[Start of section]

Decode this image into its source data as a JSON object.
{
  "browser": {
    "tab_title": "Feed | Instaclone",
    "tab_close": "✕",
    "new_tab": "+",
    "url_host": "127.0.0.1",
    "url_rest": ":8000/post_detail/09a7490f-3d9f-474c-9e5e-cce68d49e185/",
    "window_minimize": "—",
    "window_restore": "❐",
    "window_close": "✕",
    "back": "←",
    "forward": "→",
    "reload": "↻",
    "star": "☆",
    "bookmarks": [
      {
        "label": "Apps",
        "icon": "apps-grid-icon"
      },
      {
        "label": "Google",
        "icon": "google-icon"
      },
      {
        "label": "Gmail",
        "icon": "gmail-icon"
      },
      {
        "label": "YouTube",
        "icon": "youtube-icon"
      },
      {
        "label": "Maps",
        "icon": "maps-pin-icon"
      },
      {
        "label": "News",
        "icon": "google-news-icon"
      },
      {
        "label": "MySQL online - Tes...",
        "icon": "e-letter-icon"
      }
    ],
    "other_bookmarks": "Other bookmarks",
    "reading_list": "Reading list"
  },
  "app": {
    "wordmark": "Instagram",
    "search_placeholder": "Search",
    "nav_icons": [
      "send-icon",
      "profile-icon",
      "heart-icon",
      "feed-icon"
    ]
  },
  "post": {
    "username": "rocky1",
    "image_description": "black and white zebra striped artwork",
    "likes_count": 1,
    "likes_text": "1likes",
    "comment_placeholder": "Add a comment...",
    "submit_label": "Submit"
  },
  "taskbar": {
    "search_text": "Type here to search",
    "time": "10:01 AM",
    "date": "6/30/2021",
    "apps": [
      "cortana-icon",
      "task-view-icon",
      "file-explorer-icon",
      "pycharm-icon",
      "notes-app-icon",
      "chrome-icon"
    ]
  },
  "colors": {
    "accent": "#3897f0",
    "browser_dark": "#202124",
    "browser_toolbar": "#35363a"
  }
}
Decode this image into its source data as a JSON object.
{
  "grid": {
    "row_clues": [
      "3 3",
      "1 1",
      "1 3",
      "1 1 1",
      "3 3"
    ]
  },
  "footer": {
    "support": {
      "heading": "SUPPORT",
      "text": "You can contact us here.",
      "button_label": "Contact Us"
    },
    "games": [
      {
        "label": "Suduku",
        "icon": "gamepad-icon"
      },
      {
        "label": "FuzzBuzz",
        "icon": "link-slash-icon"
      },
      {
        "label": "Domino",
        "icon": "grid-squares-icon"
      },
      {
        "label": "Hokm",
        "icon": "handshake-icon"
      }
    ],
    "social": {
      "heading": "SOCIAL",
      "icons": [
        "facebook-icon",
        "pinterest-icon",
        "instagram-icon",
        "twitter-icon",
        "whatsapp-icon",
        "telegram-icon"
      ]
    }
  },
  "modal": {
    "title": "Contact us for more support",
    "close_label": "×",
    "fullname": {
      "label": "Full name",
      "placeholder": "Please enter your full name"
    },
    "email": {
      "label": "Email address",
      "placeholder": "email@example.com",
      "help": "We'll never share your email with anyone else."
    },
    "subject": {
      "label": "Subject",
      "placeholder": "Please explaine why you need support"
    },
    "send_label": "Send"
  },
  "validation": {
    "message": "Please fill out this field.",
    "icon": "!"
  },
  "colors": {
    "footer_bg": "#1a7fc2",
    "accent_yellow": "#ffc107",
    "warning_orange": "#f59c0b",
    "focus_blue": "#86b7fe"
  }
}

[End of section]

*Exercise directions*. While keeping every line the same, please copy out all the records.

*Answer*.
Decode this image into its source data as a JSON object.
{
  "browser": {
    "tab_title": "Feed | Instaclone",
    "tab_close": "✕",
    "new_tab": "+",
    "url_host": "127.0.0.1",
    "url_rest": ":8000/post_detail/09a7490f-3d9f-474c-9e5e-cce68d49e185/",
    "window_minimize": "—",
    "window_restore": "❐",
    "window_close": "✕",
    "back": "←",
    "forward": "→",
    "reload": "↻",
    "star": "☆",
    "bookmarks": [
      {
        "label": "Apps",
        "icon": "apps-grid-icon"
      },
      {
        "label": "Google",
        "icon": "google-icon"
      },
      {
        "label": "Gmail",
        "icon": "gmail-icon"
      },
      {
        "label": "YouTube",
        "icon": "youtube-icon"
      },
      {
        "label": "Maps",
        "icon": "maps-pin-icon"
      },
      {
        "label": "News",
        "icon": "google-news-icon"
      },
      {
        "label": "MySQL online - Tes...",
        "icon": "e-letter-icon"
      }
    ],
    "other_bookmarks": "Other bookmarks",
    "reading_list": "Reading list"
  },
  "app": {
    "wordmark": "Instagram",
    "search_placeholder": "Search",
    "nav_icons": [
      "send-icon",
      "profile-icon",
      "heart-icon",
      "feed-icon"
    ]
  },
  "post": {
    "username": "rocky1",
    "image_description": "black and white zebra striped artwork",
    "likes_count": 1,
    "likes_text": "1likes",
    "comment_placeholder": "Add a comment...",
    "submit_label": "Submit"
  },
  "taskbar": {
    "search_text": "Type here to search",
    "time": "10:01 AM",
    "date": "6/30/2021",
    "apps": [
      "cortana-icon",
      "task-view-icon",
      "file-explorer-icon",
      "pycharm-icon",
      "notes-app-icon",
      "chrome-icon"
    ]
  },
  "colors": {
    "accent": "#3897f0",
    "browser_dark": "#202124",
    "browser_toolbar": "#35363a"
  }
}
Decode this image into its source data as a JSON object.
{
  "grid": {
    "row_clues": [
      "3 3",
      "1 1",
      "1 3",
      "1 1 1",
      "3 3"
    ]
  },
  "footer": {
    "support": {
      "heading": "SUPPORT",
      "text": "You can contact us here.",
      "button_label": "Contact Us"
    },
    "games": [
      {
        "label": "Suduku",
        "icon": "gamepad-icon"
      },
      {
        "label": "FuzzBuzz",
        "icon": "link-slash-icon"
      },
      {
        "label": "Domino",
        "icon": "grid-squares-icon"
      },
      {
        "label": "Hokm",
        "icon": "handshake-icon"
      }
    ],
    "social": {
      "heading": "SOCIAL",
      "icons": [
        "facebook-icon",
        "pinterest-icon",
        "instagram-icon",
        "twitter-icon",
        "whatsapp-icon",
        "telegram-icon"
      ]
    }
  },
  "modal": {
    "title": "Contact us for more support",
    "close_label": "×",
    "fullname": {
      "label": "Full name",
      "placeholder": "Please enter your full name"
    },
    "email": {
      "label": "Email address",
      "placeholder": "email@example.com",
      "help": "We'll never share your email with anyone else."
    },
    "subject": {
      "label": "Subject",
      "placeholder": "Please explaine why you need support"
    },
    "send_label": "Send"
  },
  "validation": {
    "message": "Please fill out this field.",
    "icon": "!"
  },
  "colors": {
    "footer_bg": "#1a7fc2",
    "accent_yellow": "#ffc107",
    "warning_orange": "#f59c0b",
    "focus_blue": "#86b7fe"
  }
}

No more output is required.